→ WHAT YOU WILL DO
Output every entry exactly as written, but omit the pictures.

========================

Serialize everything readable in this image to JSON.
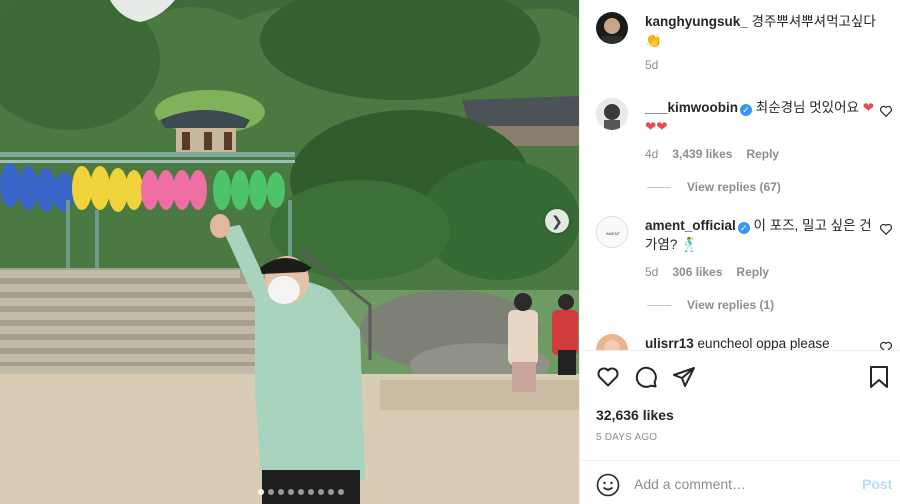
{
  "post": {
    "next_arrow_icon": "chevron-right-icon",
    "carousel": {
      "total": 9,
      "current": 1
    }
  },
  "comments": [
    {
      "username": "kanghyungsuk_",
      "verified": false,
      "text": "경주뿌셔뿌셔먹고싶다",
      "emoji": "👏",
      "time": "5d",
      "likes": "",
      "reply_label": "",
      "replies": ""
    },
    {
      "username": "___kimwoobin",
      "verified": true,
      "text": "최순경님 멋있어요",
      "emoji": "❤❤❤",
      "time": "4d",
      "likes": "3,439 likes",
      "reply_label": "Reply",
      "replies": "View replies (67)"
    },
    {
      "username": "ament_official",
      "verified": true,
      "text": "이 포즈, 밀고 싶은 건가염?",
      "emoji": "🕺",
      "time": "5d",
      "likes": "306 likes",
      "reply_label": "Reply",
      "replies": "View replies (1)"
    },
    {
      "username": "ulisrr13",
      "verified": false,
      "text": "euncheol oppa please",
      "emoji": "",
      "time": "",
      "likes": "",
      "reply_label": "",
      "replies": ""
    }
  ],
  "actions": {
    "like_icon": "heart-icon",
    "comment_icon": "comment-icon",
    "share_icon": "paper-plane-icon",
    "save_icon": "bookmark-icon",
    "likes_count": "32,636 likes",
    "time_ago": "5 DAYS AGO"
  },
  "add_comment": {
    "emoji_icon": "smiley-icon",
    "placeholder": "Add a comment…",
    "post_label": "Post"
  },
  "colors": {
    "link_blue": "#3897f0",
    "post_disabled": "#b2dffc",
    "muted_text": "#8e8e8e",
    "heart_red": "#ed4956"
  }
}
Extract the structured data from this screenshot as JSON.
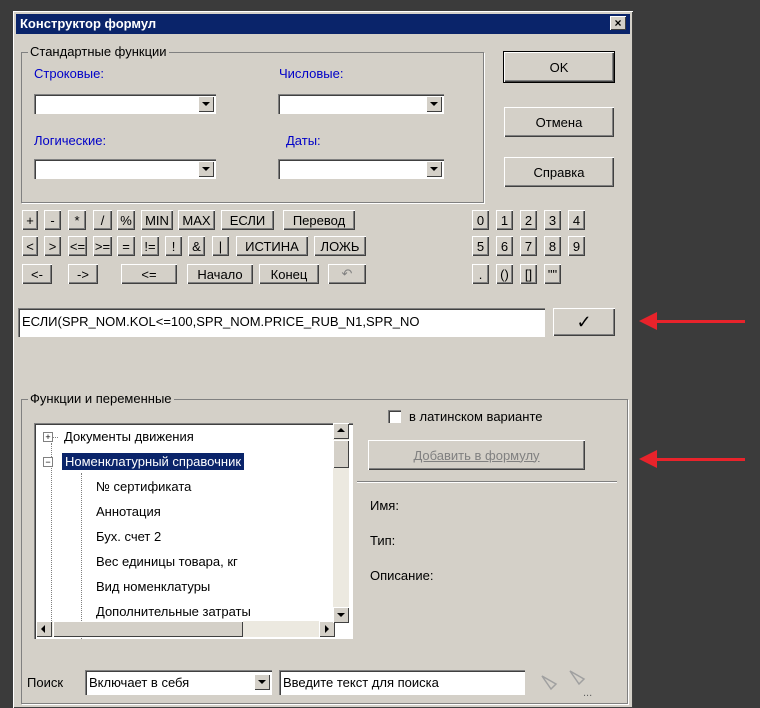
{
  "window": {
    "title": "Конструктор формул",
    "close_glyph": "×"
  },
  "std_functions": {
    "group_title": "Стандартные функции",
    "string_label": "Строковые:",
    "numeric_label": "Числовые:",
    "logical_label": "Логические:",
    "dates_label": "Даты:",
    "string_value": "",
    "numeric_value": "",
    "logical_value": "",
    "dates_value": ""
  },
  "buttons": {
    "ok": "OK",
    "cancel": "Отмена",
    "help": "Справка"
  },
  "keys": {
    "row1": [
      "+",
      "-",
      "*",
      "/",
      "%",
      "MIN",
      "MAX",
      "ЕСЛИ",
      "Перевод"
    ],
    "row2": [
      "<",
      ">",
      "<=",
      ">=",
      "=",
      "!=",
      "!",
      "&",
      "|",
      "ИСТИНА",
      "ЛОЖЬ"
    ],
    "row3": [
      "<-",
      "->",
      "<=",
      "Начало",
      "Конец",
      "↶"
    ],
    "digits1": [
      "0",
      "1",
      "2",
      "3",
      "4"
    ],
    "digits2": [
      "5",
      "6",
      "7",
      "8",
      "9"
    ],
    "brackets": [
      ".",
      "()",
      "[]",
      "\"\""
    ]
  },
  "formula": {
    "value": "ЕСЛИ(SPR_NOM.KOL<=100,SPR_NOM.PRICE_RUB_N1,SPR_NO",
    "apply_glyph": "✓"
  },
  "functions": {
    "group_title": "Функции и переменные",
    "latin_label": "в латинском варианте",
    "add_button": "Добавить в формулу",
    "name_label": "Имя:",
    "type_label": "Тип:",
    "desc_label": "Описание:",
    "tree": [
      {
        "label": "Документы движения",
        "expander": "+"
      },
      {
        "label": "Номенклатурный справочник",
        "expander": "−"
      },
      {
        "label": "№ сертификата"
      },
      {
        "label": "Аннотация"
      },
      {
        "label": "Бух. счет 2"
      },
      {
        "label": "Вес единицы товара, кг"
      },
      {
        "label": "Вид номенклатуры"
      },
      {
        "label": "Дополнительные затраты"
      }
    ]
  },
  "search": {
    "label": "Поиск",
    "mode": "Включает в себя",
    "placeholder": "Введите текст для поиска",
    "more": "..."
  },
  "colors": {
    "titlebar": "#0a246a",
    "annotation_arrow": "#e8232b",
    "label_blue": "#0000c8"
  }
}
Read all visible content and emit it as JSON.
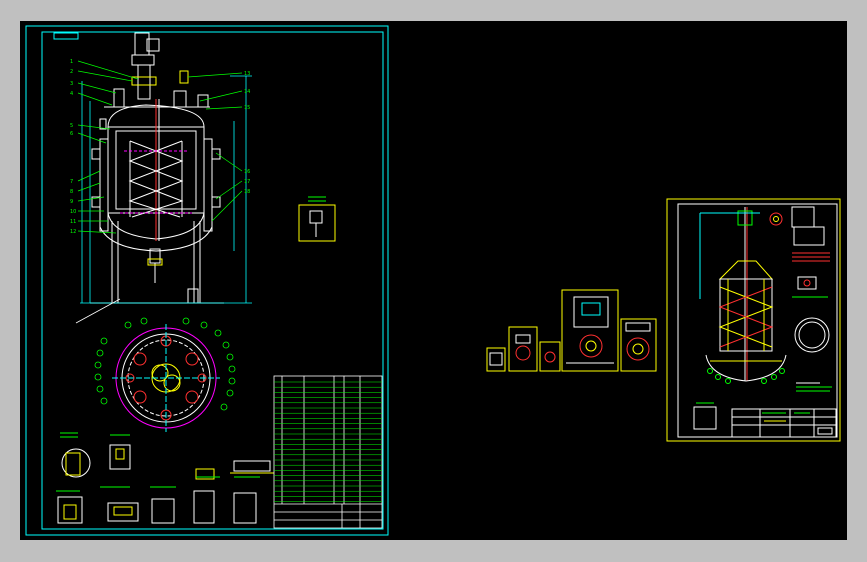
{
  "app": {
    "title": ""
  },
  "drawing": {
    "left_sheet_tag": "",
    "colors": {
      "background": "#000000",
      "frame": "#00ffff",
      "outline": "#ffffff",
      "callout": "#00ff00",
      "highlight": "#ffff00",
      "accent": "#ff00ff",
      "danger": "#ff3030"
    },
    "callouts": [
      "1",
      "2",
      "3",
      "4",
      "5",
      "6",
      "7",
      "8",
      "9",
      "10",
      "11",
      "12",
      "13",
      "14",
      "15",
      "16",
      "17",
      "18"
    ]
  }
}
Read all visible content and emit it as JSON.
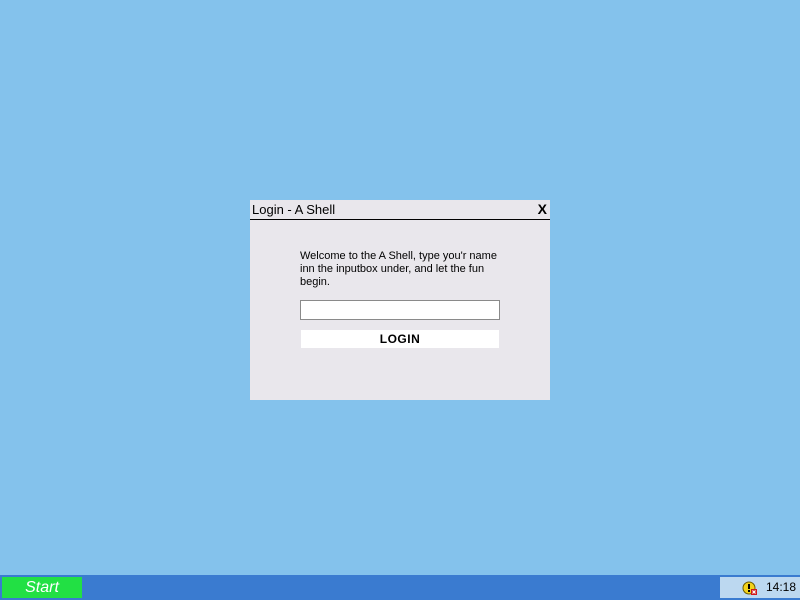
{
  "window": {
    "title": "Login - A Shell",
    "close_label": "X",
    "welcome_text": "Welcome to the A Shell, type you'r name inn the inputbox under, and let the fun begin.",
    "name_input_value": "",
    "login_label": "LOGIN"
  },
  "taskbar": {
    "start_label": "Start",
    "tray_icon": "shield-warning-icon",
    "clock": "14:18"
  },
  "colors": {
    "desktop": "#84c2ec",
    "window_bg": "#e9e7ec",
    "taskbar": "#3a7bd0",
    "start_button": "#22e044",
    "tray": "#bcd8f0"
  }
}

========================

→ RESPONSE TO THE TASK
Serialize everything readable in this image to JSON.
{
  "post": {
    "next_arrow_icon": "chevron-right-icon",
    "carousel": {
      "total": 9,
      "current": 1
    }
  },
  "comments": [
    {
      "username": "kanghyungsuk_",
      "verified": false,
      "text": "경주뿌셔뿌셔먹고싶다",
      "emoji": "👏",
      "time": "5d",
      "likes": "",
      "reply_label": "",
      "replies": ""
    },
    {
      "username": "___kimwoobin",
      "verified": true,
      "text": "최순경님 멋있어요",
      "emoji": "❤❤❤",
      "time": "4d",
      "likes": "3,439 likes",
      "reply_label": "Reply",
      "replies": "View replies (67)"
    },
    {
      "username": "ament_official",
      "verified": true,
      "text": "이 포즈, 밀고 싶은 건가염?",
      "emoji": "🕺",
      "time": "5d",
      "likes": "306 likes",
      "reply_label": "Reply",
      "replies": "View replies (1)"
    },
    {
      "username": "ulisrr13",
      "verified": false,
      "text": "euncheol oppa please",
      "emoji": "",
      "time": "",
      "likes": "",
      "reply_label": "",
      "replies": ""
    }
  ],
  "actions": {
    "like_icon": "heart-icon",
    "comment_icon": "comment-icon",
    "share_icon": "paper-plane-icon",
    "save_icon": "bookmark-icon",
    "likes_count": "32,636 likes",
    "time_ago": "5 DAYS AGO"
  },
  "add_comment": {
    "emoji_icon": "smiley-icon",
    "placeholder": "Add a comment…",
    "post_label": "Post"
  },
  "colors": {
    "link_blue": "#3897f0",
    "post_disabled": "#b2dffc",
    "muted_text": "#8e8e8e",
    "heart_red": "#ed4956"
  }
}
Extract the structured data from this screenshot as JSON.
{
  "window": {
    "title": "Конструктор формул",
    "close_glyph": "×"
  },
  "std_functions": {
    "group_title": "Стандартные функции",
    "string_label": "Строковые:",
    "numeric_label": "Числовые:",
    "logical_label": "Логические:",
    "dates_label": "Даты:",
    "string_value": "",
    "numeric_value": "",
    "logical_value": "",
    "dates_value": ""
  },
  "buttons": {
    "ok": "OK",
    "cancel": "Отмена",
    "help": "Справка"
  },
  "keys": {
    "row1": [
      "+",
      "-",
      "*",
      "/",
      "%",
      "MIN",
      "MAX",
      "ЕСЛИ",
      "Перевод"
    ],
    "row2": [
      "<",
      ">",
      "<=",
      ">=",
      "=",
      "!=",
      "!",
      "&",
      "|",
      "ИСТИНА",
      "ЛОЖЬ"
    ],
    "row3": [
      "<-",
      "->",
      "<=",
      "Начало",
      "Конец",
      "↶"
    ],
    "digits1": [
      "0",
      "1",
      "2",
      "3",
      "4"
    ],
    "digits2": [
      "5",
      "6",
      "7",
      "8",
      "9"
    ],
    "brackets": [
      ".",
      "()",
      "[]",
      "\"\""
    ]
  },
  "formula": {
    "value": "ЕСЛИ(SPR_NOM.KOL<=100,SPR_NOM.PRICE_RUB_N1,SPR_NO",
    "apply_glyph": "✓"
  },
  "functions": {
    "group_title": "Функции и переменные",
    "latin_label": "в латинском варианте",
    "add_button": "Добавить в формулу",
    "name_label": "Имя:",
    "type_label": "Тип:",
    "desc_label": "Описание:",
    "tree": [
      {
        "label": "Документы движения",
        "expander": "+"
      },
      {
        "label": "Номенклатурный справочник",
        "expander": "−"
      },
      {
        "label": "№ сертификата"
      },
      {
        "label": "Аннотация"
      },
      {
        "label": "Бух. счет 2"
      },
      {
        "label": "Вес единицы товара, кг"
      },
      {
        "label": "Вид номенклатуры"
      },
      {
        "label": "Дополнительные затраты"
      }
    ]
  },
  "search": {
    "label": "Поиск",
    "mode": "Включает в себя",
    "placeholder": "Введите текст для поиска",
    "more": "..."
  },
  "colors": {
    "titlebar": "#0a246a",
    "annotation_arrow": "#e8232b",
    "label_blue": "#0000c8"
  }
}
Read all visible content and emit it as JSON.
{
  "app": {
    "title": ""
  },
  "drawing": {
    "left_sheet_tag": "",
    "colors": {
      "background": "#000000",
      "frame": "#00ffff",
      "outline": "#ffffff",
      "callout": "#00ff00",
      "highlight": "#ffff00",
      "accent": "#ff00ff",
      "danger": "#ff3030"
    },
    "callouts": [
      "1",
      "2",
      "3",
      "4",
      "5",
      "6",
      "7",
      "8",
      "9",
      "10",
      "11",
      "12",
      "13",
      "14",
      "15",
      "16",
      "17",
      "18"
    ]
  }
}
Read all visible content and emit it as JSON.
{
  "window": {
    "title": "Login - A Shell",
    "close_label": "X",
    "welcome_text": "Welcome to the A Shell, type you'r name inn the inputbox under, and let the fun begin.",
    "name_input_value": "",
    "login_label": "LOGIN"
  },
  "taskbar": {
    "start_label": "Start",
    "tray_icon": "shield-warning-icon",
    "clock": "14:18"
  },
  "colors": {
    "desktop": "#84c2ec",
    "window_bg": "#e9e7ec",
    "taskbar": "#3a7bd0",
    "start_button": "#22e044",
    "tray": "#bcd8f0"
  }
}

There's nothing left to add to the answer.